måndag 16 september 2013


Sketching for the paper
Speaking of the playfulness of the ravens  - I've been going through some films to find representative snapshots for a paper on subadult raven play - and it really is hilarious!

Once this paper is submitted, we will start on another study on play - the earliest form taking place in the nest, when the chicks are only a few weeks old. We filmed Juno's and Siden's chicks in the nest this summer, and now it's time analyze the data. A quite time consuming job as it is done frame by frame, but since temperature is dropping and it is raining heavlily it might be quite nice anyway.


torsdag 12 september 2013


From my work at the Centre for Animal movement research at the Biology department in Lund, I have learnt about amazing aerial accomplishments in the bird world. For example, the great snipe that can make up to 6800 km nonstop flights when migrating, or the common swift that spends almost it's entire life on the wing - even eating and sleeping.
Ravens are no famous long distance migrants, but when it comes to flight acrobatics, they must be among the top birds. Maybe that is partly due to their playfulness - chasing each other with incredible speed, dropping items from high altitude and then rapidly dive to cach them again, or rolling and spinning in the sky. (See for example: http://farm3.staticflickr.com/2774/4356856066_84943edf39.jpg or http://farm9.staticflickr.com/8091/8597127972_49315049a2_o.jpg)

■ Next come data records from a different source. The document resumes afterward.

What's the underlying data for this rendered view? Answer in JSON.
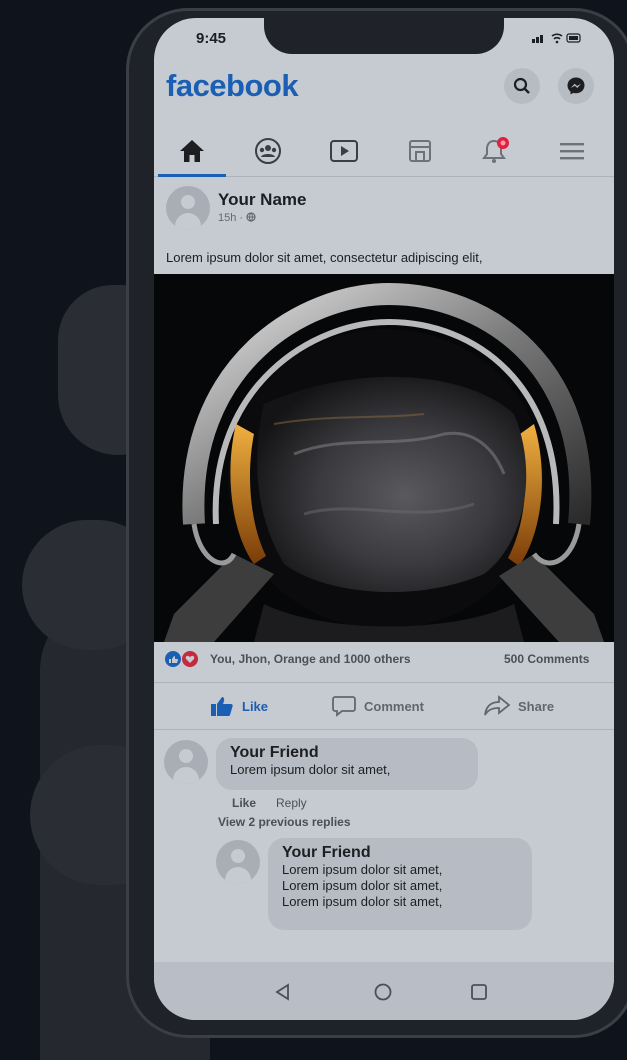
{
  "status_bar": {
    "time": "9:45",
    "icons": "signal wifi battery"
  },
  "header": {
    "logo": "facebook",
    "search_icon": "search-icon",
    "messenger_icon": "messenger-icon"
  },
  "nav": {
    "tabs": [
      "home",
      "groups",
      "watch",
      "marketplace",
      "notifications",
      "menu"
    ],
    "notification_badge": "8"
  },
  "post": {
    "author": "Your Name",
    "meta": "15h · ",
    "text": "Lorem ipsum dolor sit amet, consectetur adipiscing elit,",
    "reactions_text": "You, Jhon, Orange and 1000 others",
    "comments_count": "500 Comments"
  },
  "actions": {
    "like": "Like",
    "comment": "Comment",
    "share": "Share"
  },
  "comments": {
    "first": {
      "author": "Your Friend",
      "text": "Lorem ipsum dolor sit amet,"
    },
    "like_label": "Like",
    "reply_label": "Reply",
    "view_replies": "View 2 previous replies",
    "reply": {
      "author": "Your Friend",
      "lines": [
        "Lorem ipsum dolor sit amet,",
        "Lorem ipsum dolor sit amet,",
        "Lorem ipsum dolor sit amet,"
      ]
    }
  },
  "colors": {
    "brand": "#1b5fb4",
    "background": "#0f131b",
    "screen": "#c6cad1",
    "badge": "#e41e3f"
  }
}
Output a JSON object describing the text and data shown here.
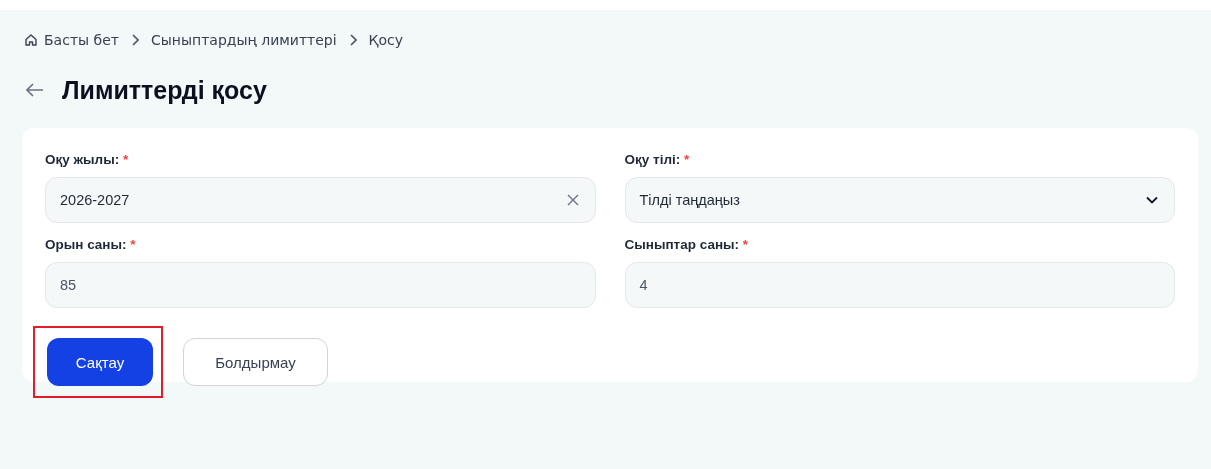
{
  "breadcrumbs": [
    {
      "label": "Басты бет",
      "kind": "home"
    },
    {
      "label": "Сыныптардың лимиттері",
      "kind": "link"
    },
    {
      "label": "Қосу",
      "kind": "current"
    }
  ],
  "title": "Лимиттерді қосу",
  "fields": [
    {
      "label": "Оқу жылы:",
      "required_mark": "*",
      "kind": "clearable",
      "value": "2026-2027"
    },
    {
      "label": "Оқу тілі:",
      "required_mark": "*",
      "kind": "select",
      "placeholder": "Тілді таңдаңыз"
    },
    {
      "label": "Орын саны:",
      "required_mark": "*",
      "kind": "text",
      "value": "85"
    },
    {
      "label": "Сыныптар саны:",
      "required_mark": "*",
      "kind": "text",
      "value": "4"
    }
  ],
  "buttons": [
    {
      "label": "Сақтау",
      "kind": "primary",
      "highlighted": true
    },
    {
      "label": "Болдырмау",
      "kind": "secondary",
      "highlighted": false
    }
  ]
}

Ten years ago, ravens were rarely seen in this area, but in recent years, the raven population in southern Sweden has increased, and now we have lots of wild raven visiting. Likely, our ravens attract some of them - especially the vagrants, young ravens who has not yet paired up. But for the last two yeas, a raven pair has breed no less than 600 metres from our aviaries, and during breeding season, we can hear the chicks beg for food and the adults communicating with each other and our ravens.

It is with mixed emotions we watch them fly over us, as it somehow stresses the limits and boundaries of our own aviaries. It is a comfort, though, that the ravens in our aviaries quite often fly themselves out of breath. Including the runway, the aviary complex streches about 35 metres, and while play chasing they just fly through the runway, makes a quick circle, and then back through the runway and into the next aviary. Or, they just bump into one of the big rafters with their feet - similar to a swimmer's turn  - and immediately fly off again.

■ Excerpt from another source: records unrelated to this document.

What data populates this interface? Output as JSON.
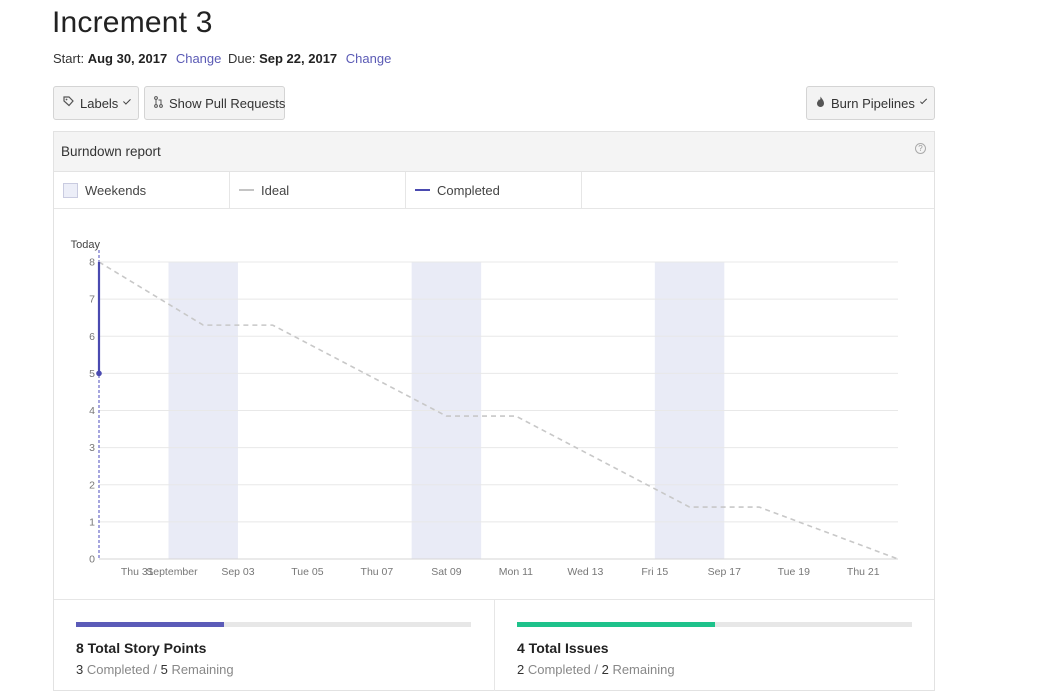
{
  "header": {
    "title": "Increment 3",
    "start_label": "Start:",
    "start_date": "Aug 30, 2017",
    "start_change": "Change",
    "due_label": "Due:",
    "due_date": "Sep 22, 2017",
    "due_change": "Change"
  },
  "toolbar": {
    "labels_button": "Labels",
    "labels_icon": "tag-icon",
    "pull_requests_button": "Show Pull Requests",
    "pull_requests_icon": "pull-request-icon",
    "burn_button": "Burn Pipelines",
    "burn_icon": "flame-icon"
  },
  "panel": {
    "title": "Burndown report",
    "help_icon": "question-circle-icon"
  },
  "legend": {
    "weekends": "Weekends",
    "ideal": "Ideal",
    "completed": "Completed"
  },
  "chart_data": {
    "type": "line",
    "annotation": "Today",
    "y_ticks": [
      0,
      1,
      2,
      3,
      4,
      5,
      6,
      7,
      8
    ],
    "ylim": [
      0,
      8
    ],
    "x_ticks": [
      "Thu 31",
      "September",
      "Sep 03",
      "Tue 05",
      "Thu 07",
      "Sat 09",
      "Mon 11",
      "Wed 13",
      "Fri 15",
      "Sep 17",
      "Tue 19",
      "Thu 21"
    ],
    "x_range_days": [
      0,
      23
    ],
    "weekend_day_ranges": [
      [
        2,
        4
      ],
      [
        9,
        11
      ],
      [
        16,
        18
      ]
    ],
    "series": [
      {
        "name": "Ideal",
        "style": "dashed",
        "color": "#c8c8c8",
        "days": [
          0,
          3,
          5,
          10,
          12,
          17,
          19,
          23
        ],
        "values": [
          8,
          6.3,
          6.3,
          3.85,
          3.85,
          1.4,
          1.4,
          0
        ]
      },
      {
        "name": "Completed",
        "color": "#4a4ab0",
        "days": [
          0,
          0
        ],
        "values": [
          8,
          5
        ]
      }
    ],
    "colors": {
      "weekend": "#e9ebf6",
      "grid": "#e8e8e8",
      "today": "#6a6ac8"
    }
  },
  "stats": {
    "story_points": {
      "title": "8 Total Story Points",
      "completed": "3",
      "completed_label": "Completed /",
      "remaining": "5",
      "remaining_label": "Remaining",
      "progress": 0.375,
      "color": "#5b5bb8"
    },
    "issues": {
      "title": "4 Total Issues",
      "completed": "2",
      "completed_label": "Completed /",
      "remaining": "2",
      "remaining_label": "Remaining",
      "progress": 0.5,
      "color": "#1ec28b"
    }
  }
}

It is a special experience, walking through the runway as one of the ravens are passing, just centimetres above you head.


onsdag 11 september 2013

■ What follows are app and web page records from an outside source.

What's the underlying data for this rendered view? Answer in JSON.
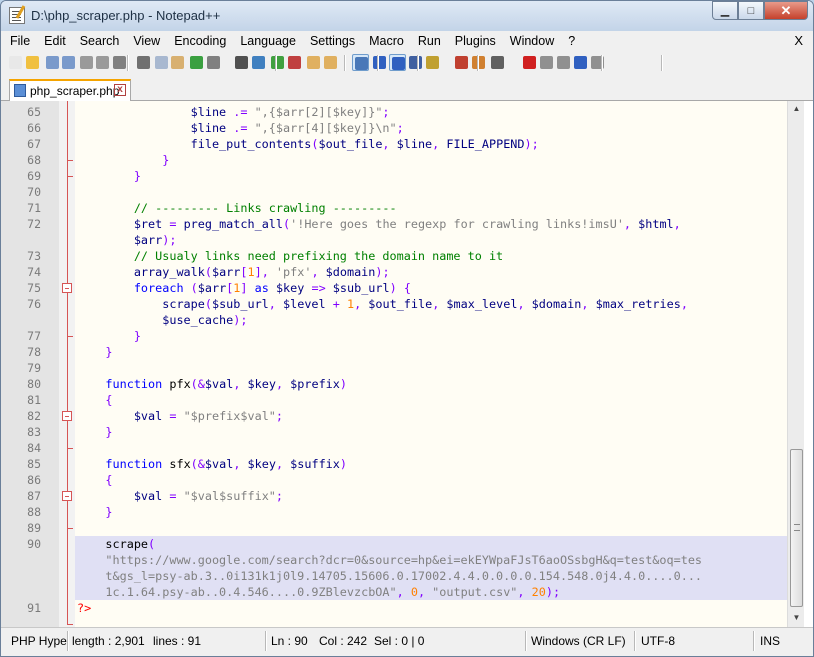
{
  "window": {
    "title": "D:\\php_scraper.php - Notepad++",
    "minimize": "▁",
    "maximize": "□",
    "close": "✕"
  },
  "menu": [
    "File",
    "Edit",
    "Search",
    "View",
    "Encoding",
    "Language",
    "Settings",
    "Macro",
    "Run",
    "Plugins",
    "Window",
    "?"
  ],
  "menu_close": "X",
  "toolbar": {
    "buttons": [
      {
        "name": "new-file-icon",
        "color": "#e8e8e8"
      },
      {
        "name": "open-file-icon",
        "color": "#f0c040"
      },
      {
        "name": "save-icon",
        "color": "#7a9acb"
      },
      {
        "name": "save-all-icon",
        "color": "#7a9acb"
      },
      {
        "name": "close-icon",
        "color": "#9a9a9a"
      },
      {
        "name": "close-all-icon",
        "color": "#9a9a9a"
      },
      {
        "name": "print-icon",
        "color": "#808080"
      },
      {
        "name": "cut-icon",
        "color": "#707070"
      },
      {
        "name": "copy-icon",
        "color": "#a8b8d0"
      },
      {
        "name": "paste-icon",
        "color": "#d8b070"
      },
      {
        "name": "undo-icon",
        "color": "#3aa040"
      },
      {
        "name": "redo-icon",
        "color": "#808080"
      },
      {
        "name": "find-icon",
        "color": "#505050"
      },
      {
        "name": "replace-icon",
        "color": "#4080c0"
      },
      {
        "name": "zoom-in-icon",
        "color": "#40a040"
      },
      {
        "name": "zoom-out-icon",
        "color": "#c04040"
      },
      {
        "name": "sync-vertical-icon",
        "color": "#e0b060"
      },
      {
        "name": "sync-horizontal-icon",
        "color": "#e0b060"
      },
      {
        "name": "word-wrap-icon",
        "color": "#4a78b8"
      },
      {
        "name": "show-all-chars-icon",
        "color": "#3060c0"
      },
      {
        "name": "indent-guide-icon",
        "color": "#3060c0"
      },
      {
        "name": "user-language-icon",
        "color": "#4060a0"
      },
      {
        "name": "doc-map-icon",
        "color": "#c0a030"
      },
      {
        "name": "function-list-icon",
        "color": "#c04030"
      },
      {
        "name": "folder-workspace-icon",
        "color": "#d08030"
      },
      {
        "name": "monitoring-icon",
        "color": "#606060"
      },
      {
        "name": "record-macro-icon",
        "color": "#d02020"
      },
      {
        "name": "stop-macro-icon",
        "color": "#909090"
      },
      {
        "name": "playback-macro-icon",
        "color": "#909090"
      },
      {
        "name": "run-macro-multiple-icon",
        "color": "#3060c0"
      },
      {
        "name": "save-macro-icon",
        "color": "#909090"
      }
    ]
  },
  "tab": {
    "label": "php_scraper.php",
    "close": "x"
  },
  "editor": {
    "lines": [
      {
        "n": "65",
        "tokens": [
          [
            "",
            "                "
          ],
          [
            "var",
            "$line"
          ],
          [
            "op",
            " .= "
          ],
          [
            "str",
            "\",{$arr[2][$key]}\""
          ],
          [
            "op",
            ";"
          ]
        ]
      },
      {
        "n": "66",
        "tokens": [
          [
            "",
            "                "
          ],
          [
            "var",
            "$line"
          ],
          [
            "op",
            " .= "
          ],
          [
            "str",
            "\",{$arr[4][$key]}\\n\""
          ],
          [
            "op",
            ";"
          ]
        ]
      },
      {
        "n": "67",
        "tokens": [
          [
            "",
            "                "
          ],
          [
            "fn",
            "file_put_contents"
          ],
          [
            "op",
            "("
          ],
          [
            "var",
            "$out_file"
          ],
          [
            "op",
            ", "
          ],
          [
            "var",
            "$line"
          ],
          [
            "op",
            ", "
          ],
          [
            "fn",
            "FILE_APPEND"
          ],
          [
            "op",
            ");"
          ]
        ]
      },
      {
        "n": "68",
        "tokens": [
          [
            "",
            "            "
          ],
          [
            "op",
            "}"
          ]
        ]
      },
      {
        "n": "69",
        "tokens": [
          [
            "",
            "        "
          ],
          [
            "op",
            "}"
          ]
        ]
      },
      {
        "n": "70",
        "tokens": []
      },
      {
        "n": "71",
        "tokens": [
          [
            "",
            "        "
          ],
          [
            "cmt",
            "// --------- Links crawling ---------"
          ]
        ]
      },
      {
        "n": "72",
        "tokens": [
          [
            "",
            "        "
          ],
          [
            "var",
            "$ret"
          ],
          [
            "op",
            " = "
          ],
          [
            "fn",
            "preg_match_all"
          ],
          [
            "op",
            "("
          ],
          [
            "str",
            "'!Here goes the regexp for crawling links!imsU'"
          ],
          [
            "op",
            ", "
          ],
          [
            "var",
            "$html"
          ],
          [
            "op",
            ","
          ]
        ]
      },
      {
        "n": "",
        "tokens": [
          [
            "",
            "        "
          ],
          [
            "var",
            "$arr"
          ],
          [
            "op",
            ");"
          ]
        ]
      },
      {
        "n": "73",
        "tokens": [
          [
            "",
            "        "
          ],
          [
            "cmt",
            "// Usualy links need prefixing the domain name to it"
          ]
        ]
      },
      {
        "n": "74",
        "tokens": [
          [
            "",
            "        "
          ],
          [
            "fn",
            "array_walk"
          ],
          [
            "op",
            "("
          ],
          [
            "var",
            "$arr"
          ],
          [
            "op",
            "["
          ],
          [
            "num",
            "1"
          ],
          [
            "op",
            "], "
          ],
          [
            "str",
            "'pfx'"
          ],
          [
            "op",
            ", "
          ],
          [
            "var",
            "$domain"
          ],
          [
            "op",
            ");"
          ]
        ]
      },
      {
        "n": "75",
        "tokens": [
          [
            "",
            "        "
          ],
          [
            "kw",
            "foreach"
          ],
          [
            "op",
            " ("
          ],
          [
            "var",
            "$arr"
          ],
          [
            "op",
            "["
          ],
          [
            "num",
            "1"
          ],
          [
            "op",
            "] "
          ],
          [
            "kw",
            "as"
          ],
          [
            "op",
            " "
          ],
          [
            "var",
            "$key"
          ],
          [
            "op",
            " => "
          ],
          [
            "var",
            "$sub_url"
          ],
          [
            "op",
            ") {"
          ]
        ]
      },
      {
        "n": "76",
        "tokens": [
          [
            "",
            "            "
          ],
          [
            "fn",
            "scrape"
          ],
          [
            "op",
            "("
          ],
          [
            "var",
            "$sub_url"
          ],
          [
            "op",
            ", "
          ],
          [
            "var",
            "$level"
          ],
          [
            "op",
            " + "
          ],
          [
            "num",
            "1"
          ],
          [
            "op",
            ", "
          ],
          [
            "var",
            "$out_file"
          ],
          [
            "op",
            ", "
          ],
          [
            "var",
            "$max_level"
          ],
          [
            "op",
            ", "
          ],
          [
            "var",
            "$domain"
          ],
          [
            "op",
            ", "
          ],
          [
            "var",
            "$max_retries"
          ],
          [
            "op",
            ","
          ]
        ]
      },
      {
        "n": "",
        "tokens": [
          [
            "",
            "            "
          ],
          [
            "var",
            "$use_cache"
          ],
          [
            "op",
            ");"
          ]
        ]
      },
      {
        "n": "77",
        "tokens": [
          [
            "",
            "        "
          ],
          [
            "op",
            "}"
          ]
        ]
      },
      {
        "n": "78",
        "tokens": [
          [
            "",
            "    "
          ],
          [
            "op",
            "}"
          ]
        ]
      },
      {
        "n": "79",
        "tokens": []
      },
      {
        "n": "80",
        "tokens": [
          [
            "",
            "    "
          ],
          [
            "kw",
            "function"
          ],
          [
            "op",
            " "
          ],
          [
            "",
            "pfx"
          ],
          [
            "op",
            "(&"
          ],
          [
            "var",
            "$val"
          ],
          [
            "op",
            ", "
          ],
          [
            "var",
            "$key"
          ],
          [
            "op",
            ", "
          ],
          [
            "var",
            "$prefix"
          ],
          [
            "op",
            ")"
          ]
        ]
      },
      {
        "n": "81",
        "tokens": [
          [
            "",
            "    "
          ],
          [
            "op",
            "{"
          ]
        ]
      },
      {
        "n": "82",
        "tokens": [
          [
            "",
            "        "
          ],
          [
            "var",
            "$val"
          ],
          [
            "op",
            " = "
          ],
          [
            "str",
            "\"$prefix$val\""
          ],
          [
            "op",
            ";"
          ]
        ]
      },
      {
        "n": "83",
        "tokens": [
          [
            "",
            "    "
          ],
          [
            "op",
            "}"
          ]
        ]
      },
      {
        "n": "84",
        "tokens": []
      },
      {
        "n": "85",
        "tokens": [
          [
            "",
            "    "
          ],
          [
            "kw",
            "function"
          ],
          [
            "op",
            " "
          ],
          [
            "",
            "sfx"
          ],
          [
            "op",
            "(&"
          ],
          [
            "var",
            "$val"
          ],
          [
            "op",
            ", "
          ],
          [
            "var",
            "$key"
          ],
          [
            "op",
            ", "
          ],
          [
            "var",
            "$suffix"
          ],
          [
            "op",
            ")"
          ]
        ]
      },
      {
        "n": "86",
        "tokens": [
          [
            "",
            "    "
          ],
          [
            "op",
            "{"
          ]
        ]
      },
      {
        "n": "87",
        "tokens": [
          [
            "",
            "        "
          ],
          [
            "var",
            "$val"
          ],
          [
            "op",
            " = "
          ],
          [
            "str",
            "\"$val$suffix\""
          ],
          [
            "op",
            ";"
          ]
        ]
      },
      {
        "n": "88",
        "tokens": [
          [
            "",
            "    "
          ],
          [
            "op",
            "}"
          ]
        ]
      },
      {
        "n": "89",
        "tokens": []
      },
      {
        "n": "90",
        "sel": true,
        "tokens": [
          [
            "",
            "    "
          ],
          [
            "",
            "scrape"
          ],
          [
            "op",
            "("
          ]
        ]
      },
      {
        "n": "",
        "sel": true,
        "tokens": [
          [
            "",
            "    "
          ],
          [
            "str",
            "\"https://www.google.com/search?dcr=0&source=hp&ei=ekEYWpaFJsT6aoOSsbgH&q=test&oq=tes"
          ]
        ]
      },
      {
        "n": "",
        "sel": true,
        "tokens": [
          [
            "",
            "    "
          ],
          [
            "str",
            "t&gs_l=psy-ab.3..0i131k1j0l9.14705.15606.0.17002.4.4.0.0.0.0.154.548.0j4.4.0....0..."
          ]
        ]
      },
      {
        "n": "",
        "sel": true,
        "tokens": [
          [
            "",
            "    "
          ],
          [
            "str",
            "1c.1.64.psy-ab..0.4.546....0.9ZBlevzcbOA\""
          ],
          [
            "op",
            ", "
          ],
          [
            "num",
            "0"
          ],
          [
            "op",
            ", "
          ],
          [
            "str",
            "\"output.csv\""
          ],
          [
            "op",
            ", "
          ],
          [
            "num",
            "20"
          ],
          [
            "op",
            ");"
          ]
        ]
      },
      {
        "n": "91",
        "tokens": [
          [
            "php",
            "?>"
          ]
        ]
      }
    ]
  },
  "status": {
    "language": "PHP Hype",
    "length": "length : 2,901",
    "lines": "lines : 91",
    "ln": "Ln : 90",
    "col": "Col : 242",
    "sel": "Sel : 0 | 0",
    "eol": "Windows (CR LF)",
    "encoding": "UTF-8",
    "mode": "INS"
  }
}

Wary looks

You could tell by the wary look from Rickard, that it was long since I brought the camera to the aviary.
Siden was the first to get used to the camera, but Juno was still not convinced.
It didn't take Rickard too long either - my pockets and rubber boots were far too interesting.
Little Tosta, the boldest of the three young, immediatey flew off to a safe distance when I tried to take a picture of her going through my pockets...and again, notice the wary look.
Somehow it seemed a lot safer when I was on the same side as the ravens  - opposite of the camera.
...and after yet a few minutes, the camera was just one of those interesting objects that could be either eaten...or destroyed:)


måndag 2 september 2013

Autumn's first lab meeting!

Can, Ivo and Mathias
This Friday, we had our first lab meeting at the corvid research station. The two PhD students Ivo Jacobs from the Netherlands, Can Kabadayi from Turkey, Mathias and myself. Ivo started his postion in January and Can arrived from Ankara only last week and formally started yesterday. It's great to have them here, and we are looking forward to some great research coming from them soon!

We started off discussing this semester's work, studies, papers, courses and meetings....
...and then turned to the more physical side of running a research station. For example scrubbing away algea from the wood besides the aviaries. When wet, this green growth literally can break your back, so we had a go at getting rid of it. As you can see, quite back breaking as well, but not as acute as a slip.
Before dinner we did a short excursion to Vombsjön, which is only ten minutes by car from the station. Both Ivo and Can has been to Sweden before - taking courses at the Biology department - and thus knows a lot more bird species than we do:)